But that’s not always the case, since Facebook allows Yahoo and Microsoft to build services that import your Facebook friends, while Google can’t get that data. Danny concludes that “Facebook simply doesn’t want you to mass export them into Google — not unless, I suppose, it gets a business deal with Google. And if it doesn’t want to do a deal, then those emails don’t get to go. They aren’t yours. They belong to Facebook, and can only be exported to the business partners that Facebook agrees with.”

Update 2: Google redirects users that want to download their address book directly from Facebook to a page titled “Trap my data now“:

“Hold on a second. Are you super sure you want to import your contact information for your friends into a service that won’t let you get it out? Here’s the not-so-fine print. You have been directed to this page from a site that doesn’t allow you to re-export your data to other services, essentially locking up your contact data about your friends. So once you import your data there, you won’t be able to get it out. We think this is an important thing for you to know before you import your data there.

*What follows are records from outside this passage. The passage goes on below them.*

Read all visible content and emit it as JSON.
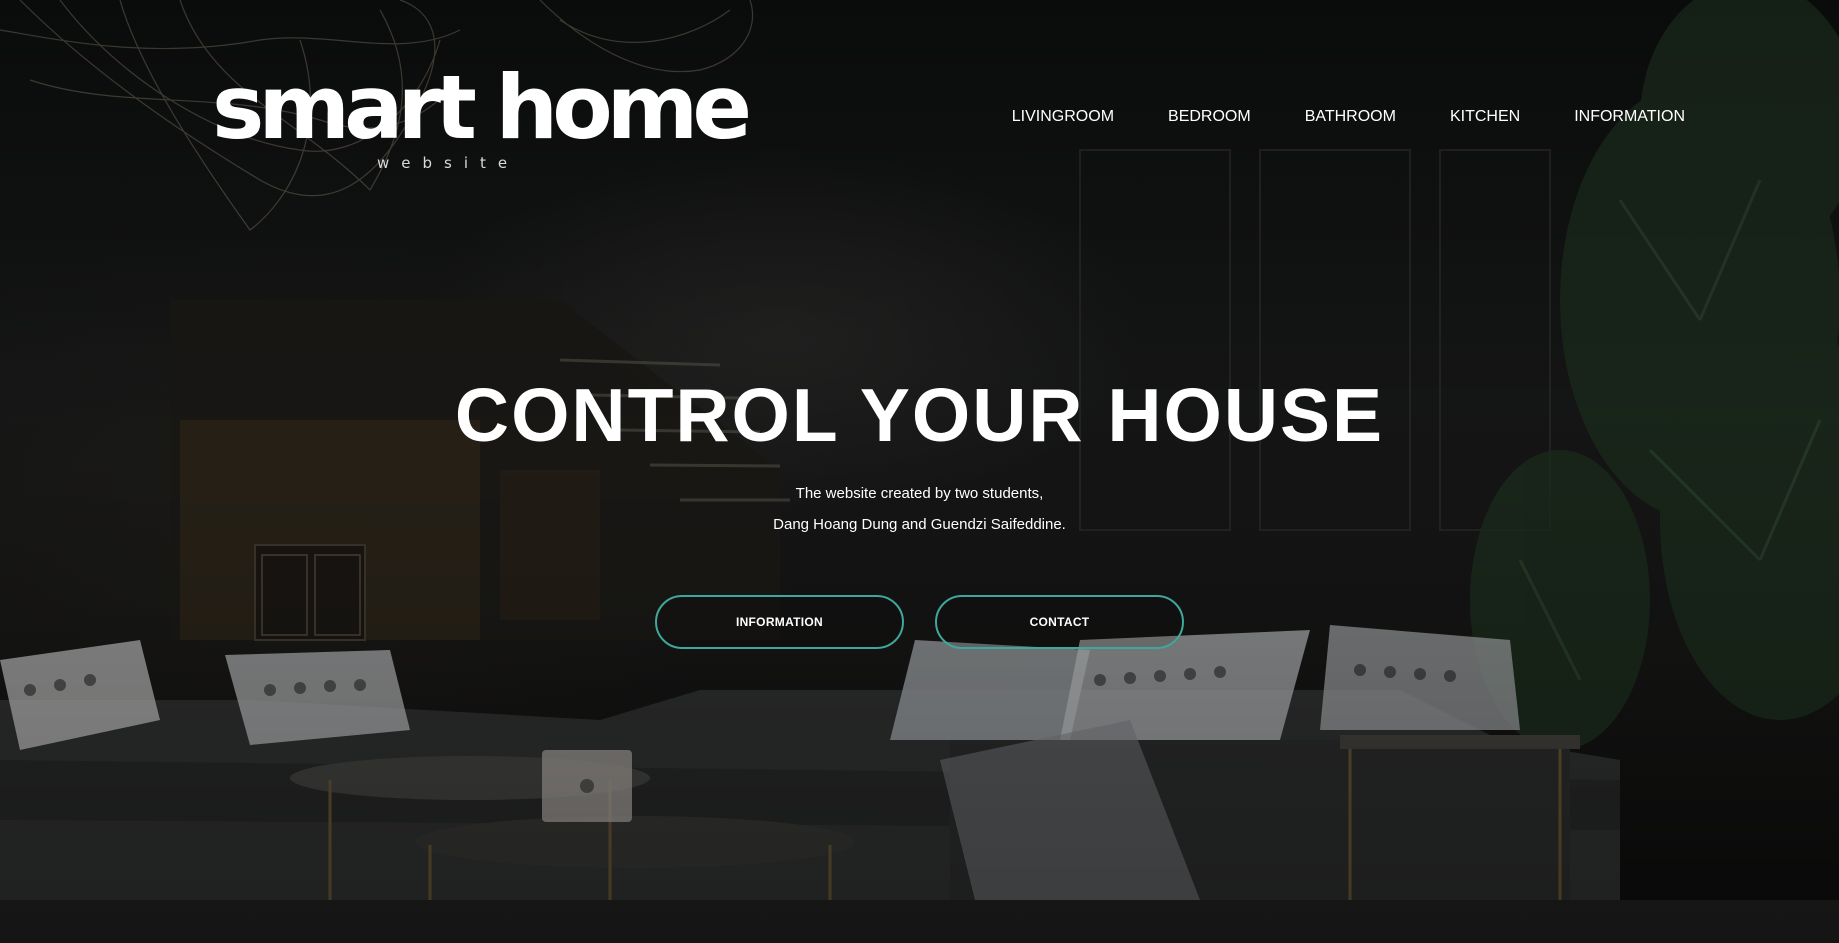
{
  "logo": {
    "main": "smart home",
    "sub": "website"
  },
  "nav": {
    "items": [
      {
        "label": "LIVINGROOM"
      },
      {
        "label": "BEDROOM"
      },
      {
        "label": "BATHROOM"
      },
      {
        "label": "KITCHEN"
      },
      {
        "label": "INFORMATION"
      }
    ]
  },
  "hero": {
    "title": "CONTROL YOUR HOUSE",
    "subtitle_line1": "The website created by two students,",
    "subtitle_line2": "Dang Hoang Dung and Guendzi Saifeddine.",
    "buttons": [
      {
        "label": "INFORMATION"
      },
      {
        "label": "CONTACT"
      }
    ]
  },
  "colors": {
    "accent": "#3fa79b",
    "background": "#0d0e0e",
    "text": "#ffffff"
  }
}
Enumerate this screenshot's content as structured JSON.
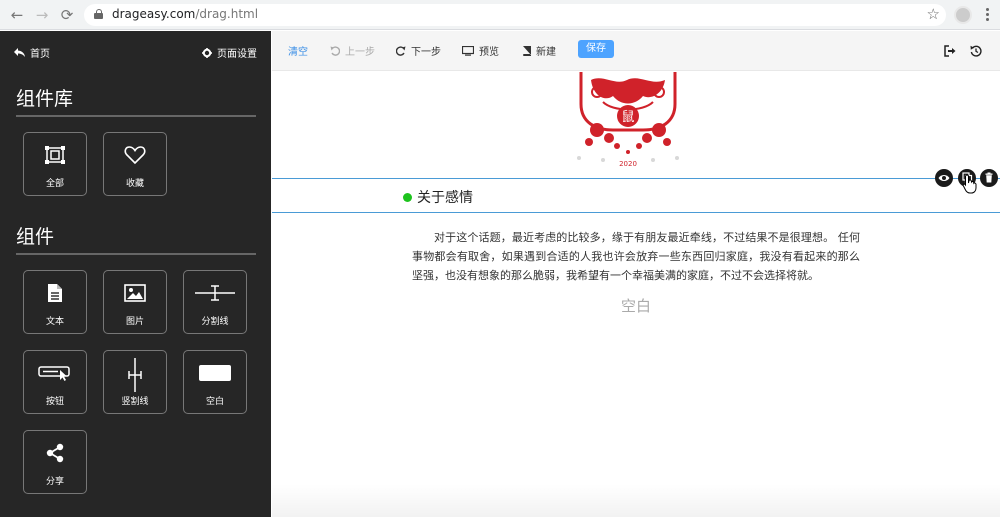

Although we strongly disagree with this data protectionism, the choice is yours. Because, after all, you should have control over your data.”

Google Shuts Down GOOG-411

Google announced that GOOG-411, the free directory assistance service launched in 2007, will be discontinued next month. GOOG-411 is available in the US and Canada, where it was launched as a free alternative to the expensive services provided by telephone companies.

The service has helped Google build a large database of voice samples and improved the voice recognition technology. Here’s what Google’s Marissa Mayer said about GOOG-411:

“The speech recognition experts that we have say: If you want us to build a really robust speech model, we need a lot of phonemes, which is a syllable as spoken by a particular voice with a particular intonation. So we need a lot of people talking, saying things so that we can ultimately train off of that. … So 1-800-GOOG-411 begin_of_the_skype_highlighting 1-800-GOOG-411 end_of_the_skype_highlighting is about that: Getting a bunch of different speech samples so that when you call up or we’re trying to get the voice out of video, we can do it with high accuracy.”


2007 was also the year when iPhone and Android were launched. Smartphones turned out to be better suited for voice-powered search because the service was easier to use and it could integrate with the phone. Google launched a mobile voice search app for iPhone in 2008, a built-in search app for Android in 2009, followed by voice input and voice actions this year. The mobile Google Maps app for Blackberry, Symbian and Windows Mobile added support for voice search, which now works in more than 10 languages.

Google no longer focused on GOOG-411 and decided to discontinue the service. “Our success encouraged us to aim for more innovation. Thus, we’re putting all of our resources into speech-enabling the next generation of Google products and services across a multitude of languages,” explained Google.

A good alternative to GOOG-411 is BING-411 (1-800-BING-411 begin_of_the_skype_highlighting 1-800-BING-411 end_of_the_skype_highlighting), Microsoft’s service that gives you turn-by-turn driving directions, traffic conditions, and weather reports. The service is only available in the US.

Here’s one of my favorite Google promotional videos:

{ Thanks, Bill. }

Google’s John Lennon Doodle

Google’s doodle that celebrates the 70th anniversary of John Lennon‘s birthday doesn’t seem special until you click on it.


Google embeds a short animated video for John Lennon’s “Imagine”. After using bigger doodles, image animations, particle simulations and JavaScript games, it’s time for video doodles.

Unfortunately, clicking on the YouTube video doesn’t send you to the search results page for [John Lennon], but Google used a trick: after playing the video, you’re automatically redirected to the search results.

If you don’t see the doodle on Google’s homepage, go to Google Australia or Google India.